Top of Record extracts

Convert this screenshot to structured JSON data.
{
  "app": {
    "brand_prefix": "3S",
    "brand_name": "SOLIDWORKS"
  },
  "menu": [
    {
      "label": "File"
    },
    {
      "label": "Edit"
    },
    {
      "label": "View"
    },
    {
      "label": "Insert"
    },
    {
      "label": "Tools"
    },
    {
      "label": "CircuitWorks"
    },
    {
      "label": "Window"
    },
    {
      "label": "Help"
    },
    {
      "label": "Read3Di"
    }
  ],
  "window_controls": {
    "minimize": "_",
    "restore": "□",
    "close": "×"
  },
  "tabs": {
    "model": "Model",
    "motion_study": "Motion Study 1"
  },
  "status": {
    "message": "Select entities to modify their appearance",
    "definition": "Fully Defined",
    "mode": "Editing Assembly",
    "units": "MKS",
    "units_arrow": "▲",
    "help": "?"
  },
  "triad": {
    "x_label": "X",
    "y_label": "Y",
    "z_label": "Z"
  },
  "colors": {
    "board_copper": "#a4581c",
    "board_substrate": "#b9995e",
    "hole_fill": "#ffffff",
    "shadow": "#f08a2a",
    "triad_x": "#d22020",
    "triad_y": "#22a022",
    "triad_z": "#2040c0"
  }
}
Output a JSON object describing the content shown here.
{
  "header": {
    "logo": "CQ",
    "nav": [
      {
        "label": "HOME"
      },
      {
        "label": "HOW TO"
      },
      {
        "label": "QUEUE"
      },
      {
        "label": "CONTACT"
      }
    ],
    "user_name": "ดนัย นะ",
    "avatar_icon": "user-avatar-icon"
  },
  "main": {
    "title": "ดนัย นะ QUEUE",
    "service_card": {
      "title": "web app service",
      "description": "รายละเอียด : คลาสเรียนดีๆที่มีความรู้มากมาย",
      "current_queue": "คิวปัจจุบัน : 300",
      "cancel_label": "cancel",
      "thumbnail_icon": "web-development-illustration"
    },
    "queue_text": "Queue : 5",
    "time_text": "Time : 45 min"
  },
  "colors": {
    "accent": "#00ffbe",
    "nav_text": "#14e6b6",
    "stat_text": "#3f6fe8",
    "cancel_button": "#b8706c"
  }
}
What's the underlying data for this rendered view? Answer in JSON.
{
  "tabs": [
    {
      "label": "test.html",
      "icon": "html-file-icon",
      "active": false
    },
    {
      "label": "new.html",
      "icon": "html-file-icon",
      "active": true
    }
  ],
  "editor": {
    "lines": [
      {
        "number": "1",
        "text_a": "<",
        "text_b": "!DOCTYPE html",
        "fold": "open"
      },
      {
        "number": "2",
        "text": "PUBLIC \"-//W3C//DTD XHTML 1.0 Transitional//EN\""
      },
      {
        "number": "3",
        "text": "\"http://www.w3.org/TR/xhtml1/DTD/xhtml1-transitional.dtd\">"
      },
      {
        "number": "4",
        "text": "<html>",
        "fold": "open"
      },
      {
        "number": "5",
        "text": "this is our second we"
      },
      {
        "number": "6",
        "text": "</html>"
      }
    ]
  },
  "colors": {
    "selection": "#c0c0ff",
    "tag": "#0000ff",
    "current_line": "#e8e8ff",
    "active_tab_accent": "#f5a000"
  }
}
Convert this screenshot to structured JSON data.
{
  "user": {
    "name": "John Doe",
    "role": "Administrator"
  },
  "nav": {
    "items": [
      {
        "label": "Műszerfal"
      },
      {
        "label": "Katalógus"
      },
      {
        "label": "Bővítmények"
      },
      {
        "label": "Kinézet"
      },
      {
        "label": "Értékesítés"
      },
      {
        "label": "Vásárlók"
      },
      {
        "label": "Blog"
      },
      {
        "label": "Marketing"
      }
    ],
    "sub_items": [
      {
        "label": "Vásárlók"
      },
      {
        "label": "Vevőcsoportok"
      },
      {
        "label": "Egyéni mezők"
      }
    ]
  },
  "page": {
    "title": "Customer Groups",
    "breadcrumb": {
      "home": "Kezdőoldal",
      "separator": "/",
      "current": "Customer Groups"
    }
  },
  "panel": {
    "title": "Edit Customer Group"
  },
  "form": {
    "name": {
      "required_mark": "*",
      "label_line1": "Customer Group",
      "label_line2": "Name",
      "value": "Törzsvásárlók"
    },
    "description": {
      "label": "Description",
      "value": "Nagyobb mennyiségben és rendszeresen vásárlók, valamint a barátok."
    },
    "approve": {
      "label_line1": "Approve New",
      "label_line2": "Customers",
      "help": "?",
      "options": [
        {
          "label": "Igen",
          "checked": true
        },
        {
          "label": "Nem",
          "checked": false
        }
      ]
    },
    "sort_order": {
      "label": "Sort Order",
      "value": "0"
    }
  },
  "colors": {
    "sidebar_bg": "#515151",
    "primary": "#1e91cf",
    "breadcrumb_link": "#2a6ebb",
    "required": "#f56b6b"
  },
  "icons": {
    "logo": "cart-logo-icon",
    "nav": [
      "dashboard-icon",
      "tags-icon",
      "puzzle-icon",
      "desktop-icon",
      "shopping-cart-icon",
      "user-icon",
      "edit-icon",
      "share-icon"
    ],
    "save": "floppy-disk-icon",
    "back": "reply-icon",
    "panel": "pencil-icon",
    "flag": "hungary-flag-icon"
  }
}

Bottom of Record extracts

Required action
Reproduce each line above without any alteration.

Result for this exercise
Convert this screenshot to structured JSON data.
{
  "app": {
    "brand_prefix": "3S",
    "brand_name": "SOLIDWORKS"
  },
  "menu": [
    {
      "label": "File"
    },
    {
      "label": "Edit"
    },
    {
      "label": "View"
    },
    {
      "label": "Insert"
    },
    {
      "label": "Tools"
    },
    {
      "label": "CircuitWorks"
    },
    {
      "label": "Window"
    },
    {
      "label": "Help"
    },
    {
      "label": "Read3Di"
    }
  ],
  "window_controls": {
    "minimize": "_",
    "restore": "□",
    "close": "×"
  },
  "tabs": {
    "model": "Model",
    "motion_study": "Motion Study 1"
  },
  "status": {
    "message": "Select entities to modify their appearance",
    "definition": "Fully Defined",
    "mode": "Editing Assembly",
    "units": "MKS",
    "units_arrow": "▲",
    "help": "?"
  },
  "triad": {
    "x_label": "X",
    "y_label": "Y",
    "z_label": "Z"
  },
  "colors": {
    "board_copper": "#a4581c",
    "board_substrate": "#b9995e",
    "hole_fill": "#ffffff",
    "shadow": "#f08a2a",
    "triad_x": "#d22020",
    "triad_y": "#22a022",
    "triad_z": "#2040c0"
  }
}
Output a JSON object describing the content shown here.
{
  "header": {
    "logo": "CQ",
    "nav": [
      {
        "label": "HOME"
      },
      {
        "label": "HOW TO"
      },
      {
        "label": "QUEUE"
      },
      {
        "label": "CONTACT"
      }
    ],
    "user_name": "ดนัย นะ",
    "avatar_icon": "user-avatar-icon"
  },
  "main": {
    "title": "ดนัย นะ QUEUE",
    "service_card": {
      "title": "web app service",
      "description": "รายละเอียด : คลาสเรียนดีๆที่มีความรู้มากมาย",
      "current_queue": "คิวปัจจุบัน : 300",
      "cancel_label": "cancel",
      "thumbnail_icon": "web-development-illustration"
    },
    "queue_text": "Queue : 5",
    "time_text": "Time : 45 min"
  },
  "colors": {
    "accent": "#00ffbe",
    "nav_text": "#14e6b6",
    "stat_text": "#3f6fe8",
    "cancel_button": "#b8706c"
  }
}
What's the underlying data for this rendered view? Answer in JSON.
{
  "tabs": [
    {
      "label": "test.html",
      "icon": "html-file-icon",
      "active": false
    },
    {
      "label": "new.html",
      "icon": "html-file-icon",
      "active": true
    }
  ],
  "editor": {
    "lines": [
      {
        "number": "1",
        "text_a": "<",
        "text_b": "!DOCTYPE html",
        "fold": "open"
      },
      {
        "number": "2",
        "text": "PUBLIC \"-//W3C//DTD XHTML 1.0 Transitional//EN\""
      },
      {
        "number": "3",
        "text": "\"http://www.w3.org/TR/xhtml1/DTD/xhtml1-transitional.dtd\">"
      },
      {
        "number": "4",
        "text": "<html>",
        "fold": "open"
      },
      {
        "number": "5",
        "text": "this is our second we"
      },
      {
        "number": "6",
        "text": "</html>"
      }
    ]
  },
  "colors": {
    "selection": "#c0c0ff",
    "tag": "#0000ff",
    "current_line": "#e8e8ff",
    "active_tab_accent": "#f5a000"
  }
}
Convert this screenshot to structured JSON data.
{
  "user": {
    "name": "John Doe",
    "role": "Administrator"
  },
  "nav": {
    "items": [
      {
        "label": "Műszerfal"
      },
      {
        "label": "Katalógus"
      },
      {
        "label": "Bővítmények"
      },
      {
        "label": "Kinézet"
      },
      {
        "label": "Értékesítés"
      },
      {
        "label": "Vásárlók"
      },
      {
        "label": "Blog"
      },
      {
        "label": "Marketing"
      }
    ],
    "sub_items": [
      {
        "label": "Vásárlók"
      },
      {
        "label": "Vevőcsoportok"
      },
      {
        "label": "Egyéni mezők"
      }
    ]
  },
  "page": {
    "title": "Customer Groups",
    "breadcrumb": {
      "home": "Kezdőoldal",
      "separator": "/",
      "current": "Customer Groups"
    }
  },
  "panel": {
    "title": "Edit Customer Group"
  },
  "form": {
    "name": {
      "required_mark": "*",
      "label_line1": "Customer Group",
      "label_line2": "Name",
      "value": "Törzsvásárlók"
    },
    "description": {
      "label": "Description",
      "value": "Nagyobb mennyiségben és rendszeresen vásárlók, valamint a barátok."
    },
    "approve": {
      "label_line1": "Approve New",
      "label_line2": "Customers",
      "help": "?",
      "options": [
        {
          "label": "Igen",
          "checked": true
        },
        {
          "label": "Nem",
          "checked": false
        }
      ]
    },
    "sort_order": {
      "label": "Sort Order",
      "value": "0"
    }
  },
  "colors": {
    "sidebar_bg": "#515151",
    "primary": "#1e91cf",
    "breadcrumb_link": "#2a6ebb",
    "required": "#f56b6b"
  },
  "icons": {
    "logo": "cart-logo-icon",
    "nav": [
      "dashboard-icon",
      "tags-icon",
      "puzzle-icon",
      "desktop-icon",
      "shopping-cart-icon",
      "user-icon",
      "edit-icon",
      "share-icon"
    ],
    "save": "floppy-disk-icon",
    "back": "reply-icon",
    "panel": "pencil-icon",
    "flag": "hungary-flag-icon"
  }
}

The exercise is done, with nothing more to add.